PROMPT: Output all the records below, word for word.
----- RECORDS FOR THIS TASK
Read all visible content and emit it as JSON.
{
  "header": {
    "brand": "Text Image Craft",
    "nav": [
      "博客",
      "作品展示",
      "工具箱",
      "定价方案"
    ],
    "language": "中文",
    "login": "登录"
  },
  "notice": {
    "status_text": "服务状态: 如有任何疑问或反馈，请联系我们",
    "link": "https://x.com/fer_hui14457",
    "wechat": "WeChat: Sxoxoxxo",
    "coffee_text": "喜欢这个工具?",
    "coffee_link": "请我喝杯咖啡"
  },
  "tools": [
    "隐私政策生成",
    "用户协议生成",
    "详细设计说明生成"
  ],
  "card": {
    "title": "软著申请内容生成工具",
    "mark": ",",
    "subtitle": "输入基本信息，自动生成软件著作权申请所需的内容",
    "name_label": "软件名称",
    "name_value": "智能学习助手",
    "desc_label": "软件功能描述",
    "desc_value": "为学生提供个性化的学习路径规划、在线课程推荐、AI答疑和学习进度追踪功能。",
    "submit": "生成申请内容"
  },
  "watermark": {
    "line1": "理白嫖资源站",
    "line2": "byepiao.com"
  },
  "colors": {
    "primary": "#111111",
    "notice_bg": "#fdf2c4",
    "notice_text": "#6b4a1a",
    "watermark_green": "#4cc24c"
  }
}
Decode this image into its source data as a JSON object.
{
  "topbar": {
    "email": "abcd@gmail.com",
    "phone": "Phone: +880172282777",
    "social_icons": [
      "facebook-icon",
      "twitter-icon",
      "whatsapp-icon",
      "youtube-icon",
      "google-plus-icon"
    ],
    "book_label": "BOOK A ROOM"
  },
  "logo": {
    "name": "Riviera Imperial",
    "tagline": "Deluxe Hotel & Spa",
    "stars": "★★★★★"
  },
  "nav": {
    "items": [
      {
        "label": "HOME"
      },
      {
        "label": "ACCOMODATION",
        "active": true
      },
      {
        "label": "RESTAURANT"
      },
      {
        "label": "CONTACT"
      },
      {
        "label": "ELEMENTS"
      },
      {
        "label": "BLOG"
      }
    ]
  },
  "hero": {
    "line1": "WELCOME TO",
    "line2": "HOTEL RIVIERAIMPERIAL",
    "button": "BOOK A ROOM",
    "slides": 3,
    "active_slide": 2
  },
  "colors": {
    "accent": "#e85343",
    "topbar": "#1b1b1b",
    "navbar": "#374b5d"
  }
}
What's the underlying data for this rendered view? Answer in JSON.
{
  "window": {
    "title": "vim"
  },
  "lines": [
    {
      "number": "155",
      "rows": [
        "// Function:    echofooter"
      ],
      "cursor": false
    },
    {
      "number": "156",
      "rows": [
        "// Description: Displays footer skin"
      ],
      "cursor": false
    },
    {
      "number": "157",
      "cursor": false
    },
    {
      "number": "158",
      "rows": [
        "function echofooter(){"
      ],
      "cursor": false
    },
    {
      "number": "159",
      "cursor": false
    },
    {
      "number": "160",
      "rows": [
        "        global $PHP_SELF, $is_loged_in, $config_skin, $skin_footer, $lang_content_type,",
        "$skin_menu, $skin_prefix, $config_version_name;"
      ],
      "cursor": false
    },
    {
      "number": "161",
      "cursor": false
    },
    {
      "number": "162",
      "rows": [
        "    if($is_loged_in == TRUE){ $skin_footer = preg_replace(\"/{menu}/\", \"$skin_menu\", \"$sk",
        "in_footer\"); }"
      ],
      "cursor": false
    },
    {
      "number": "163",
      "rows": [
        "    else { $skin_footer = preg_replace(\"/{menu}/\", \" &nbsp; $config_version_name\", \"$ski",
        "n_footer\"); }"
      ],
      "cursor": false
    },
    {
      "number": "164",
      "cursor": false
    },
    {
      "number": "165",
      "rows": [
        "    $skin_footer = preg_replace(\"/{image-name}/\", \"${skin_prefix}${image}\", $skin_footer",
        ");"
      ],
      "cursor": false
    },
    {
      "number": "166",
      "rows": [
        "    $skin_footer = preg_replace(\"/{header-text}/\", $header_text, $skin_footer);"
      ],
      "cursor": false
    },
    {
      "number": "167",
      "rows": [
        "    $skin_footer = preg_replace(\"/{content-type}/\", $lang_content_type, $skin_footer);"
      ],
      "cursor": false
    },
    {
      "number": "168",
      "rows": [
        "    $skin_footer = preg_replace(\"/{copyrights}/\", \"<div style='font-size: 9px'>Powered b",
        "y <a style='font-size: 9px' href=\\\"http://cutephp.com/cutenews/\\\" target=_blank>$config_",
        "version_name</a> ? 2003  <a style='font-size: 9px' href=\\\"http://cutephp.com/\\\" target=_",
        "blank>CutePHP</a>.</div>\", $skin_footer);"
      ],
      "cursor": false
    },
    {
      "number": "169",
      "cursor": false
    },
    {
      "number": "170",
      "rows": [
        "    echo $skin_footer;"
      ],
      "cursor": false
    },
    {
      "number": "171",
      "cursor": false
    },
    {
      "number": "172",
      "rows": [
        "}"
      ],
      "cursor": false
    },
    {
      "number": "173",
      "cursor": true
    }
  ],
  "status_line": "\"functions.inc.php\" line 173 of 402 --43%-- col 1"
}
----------
SOLUTION TO THE EXERCISE:
Read all visible content and emit it as JSON.
{
  "header": {
    "brand": "Text Image Craft",
    "nav": [
      "博客",
      "作品展示",
      "工具箱",
      "定价方案"
    ],
    "language": "中文",
    "login": "登录"
  },
  "notice": {
    "status_text": "服务状态: 如有任何疑问或反馈，请联系我们",
    "link": "https://x.com/fer_hui14457",
    "wechat": "WeChat: Sxoxoxxo",
    "coffee_text": "喜欢这个工具?",
    "coffee_link": "请我喝杯咖啡"
  },
  "tools": [
    "隐私政策生成",
    "用户协议生成",
    "详细设计说明生成"
  ],
  "card": {
    "title": "软著申请内容生成工具",
    "mark": ",",
    "subtitle": "输入基本信息，自动生成软件著作权申请所需的内容",
    "name_label": "软件名称",
    "name_value": "智能学习助手",
    "desc_label": "软件功能描述",
    "desc_value": "为学生提供个性化的学习路径规划、在线课程推荐、AI答疑和学习进度追踪功能。",
    "submit": "生成申请内容"
  },
  "watermark": {
    "line1": "理白嫖资源站",
    "line2": "byepiao.com"
  },
  "colors": {
    "primary": "#111111",
    "notice_bg": "#fdf2c4",
    "notice_text": "#6b4a1a",
    "watermark_green": "#4cc24c"
  }
}
Decode this image into its source data as a JSON object.
{
  "topbar": {
    "email": "abcd@gmail.com",
    "phone": "Phone: +880172282777",
    "social_icons": [
      "facebook-icon",
      "twitter-icon",
      "whatsapp-icon",
      "youtube-icon",
      "google-plus-icon"
    ],
    "book_label": "BOOK A ROOM"
  },
  "logo": {
    "name": "Riviera Imperial",
    "tagline": "Deluxe Hotel & Spa",
    "stars": "★★★★★"
  },
  "nav": {
    "items": [
      {
        "label": "HOME"
      },
      {
        "label": "ACCOMODATION",
        "active": true
      },
      {
        "label": "RESTAURANT"
      },
      {
        "label": "CONTACT"
      },
      {
        "label": "ELEMENTS"
      },
      {
        "label": "BLOG"
      }
    ]
  },
  "hero": {
    "line1": "WELCOME TO",
    "line2": "HOTEL RIVIERAIMPERIAL",
    "button": "BOOK A ROOM",
    "slides": 3,
    "active_slide": 2
  },
  "colors": {
    "accent": "#e85343",
    "topbar": "#1b1b1b",
    "navbar": "#374b5d"
  }
}
What's the underlying data for this rendered view? Answer in JSON.
{
  "window": {
    "title": "vim"
  },
  "lines": [
    {
      "number": "155",
      "rows": [
        "// Function:    echofooter"
      ],
      "cursor": false
    },
    {
      "number": "156",
      "rows": [
        "// Description: Displays footer skin"
      ],
      "cursor": false
    },
    {
      "number": "157",
      "cursor": false
    },
    {
      "number": "158",
      "rows": [
        "function echofooter(){"
      ],
      "cursor": false
    },
    {
      "number": "159",
      "cursor": false
    },
    {
      "number": "160",
      "rows": [
        "        global $PHP_SELF, $is_loged_in, $config_skin, $skin_footer, $lang_content_type,",
        "$skin_menu, $skin_prefix, $config_version_name;"
      ],
      "cursor": false
    },
    {
      "number": "161",
      "cursor": false
    },
    {
      "number": "162",
      "rows": [
        "    if($is_loged_in == TRUE){ $skin_footer = preg_replace(\"/{menu}/\", \"$skin_menu\", \"$sk",
        "in_footer\"); }"
      ],
      "cursor": false
    },
    {
      "number": "163",
      "rows": [
        "    else { $skin_footer = preg_replace(\"/{menu}/\", \" &nbsp; $config_version_name\", \"$ski",
        "n_footer\"); }"
      ],
      "cursor": false
    },
    {
      "number": "164",
      "cursor": false
    },
    {
      "number": "165",
      "rows": [
        "    $skin_footer = preg_replace(\"/{image-name}/\", \"${skin_prefix}${image}\", $skin_footer",
        ");"
      ],
      "cursor": false
    },
    {
      "number": "166",
      "rows": [
        "    $skin_footer = preg_replace(\"/{header-text}/\", $header_text, $skin_footer);"
      ],
      "cursor": false
    },
    {
      "number": "167",
      "rows": [
        "    $skin_footer = preg_replace(\"/{content-type}/\", $lang_content_type, $skin_footer);"
      ],
      "cursor": false
    },
    {
      "number": "168",
      "rows": [
        "    $skin_footer = preg_replace(\"/{copyrights}/\", \"<div style='font-size: 9px'>Powered b",
        "y <a style='font-size: 9px' href=\\\"http://cutephp.com/cutenews/\\\" target=_blank>$config_",
        "version_name</a> ? 2003  <a style='font-size: 9px' href=\\\"http://cutephp.com/\\\" target=_",
        "blank>CutePHP</a>.</div>\", $skin_footer);"
      ],
      "cursor": false
    },
    {
      "number": "169",
      "cursor": false
    },
    {
      "number": "170",
      "rows": [
        "    echo $skin_footer;"
      ],
      "cursor": false
    },
    {
      "number": "171",
      "cursor": false
    },
    {
      "number": "172",
      "rows": [
        "}"
      ],
      "cursor": false
    },
    {
      "number": "173",
      "cursor": true
    }
  ],
  "status_line": "\"functions.inc.php\" line 173 of 402 --43%-- col 1"
}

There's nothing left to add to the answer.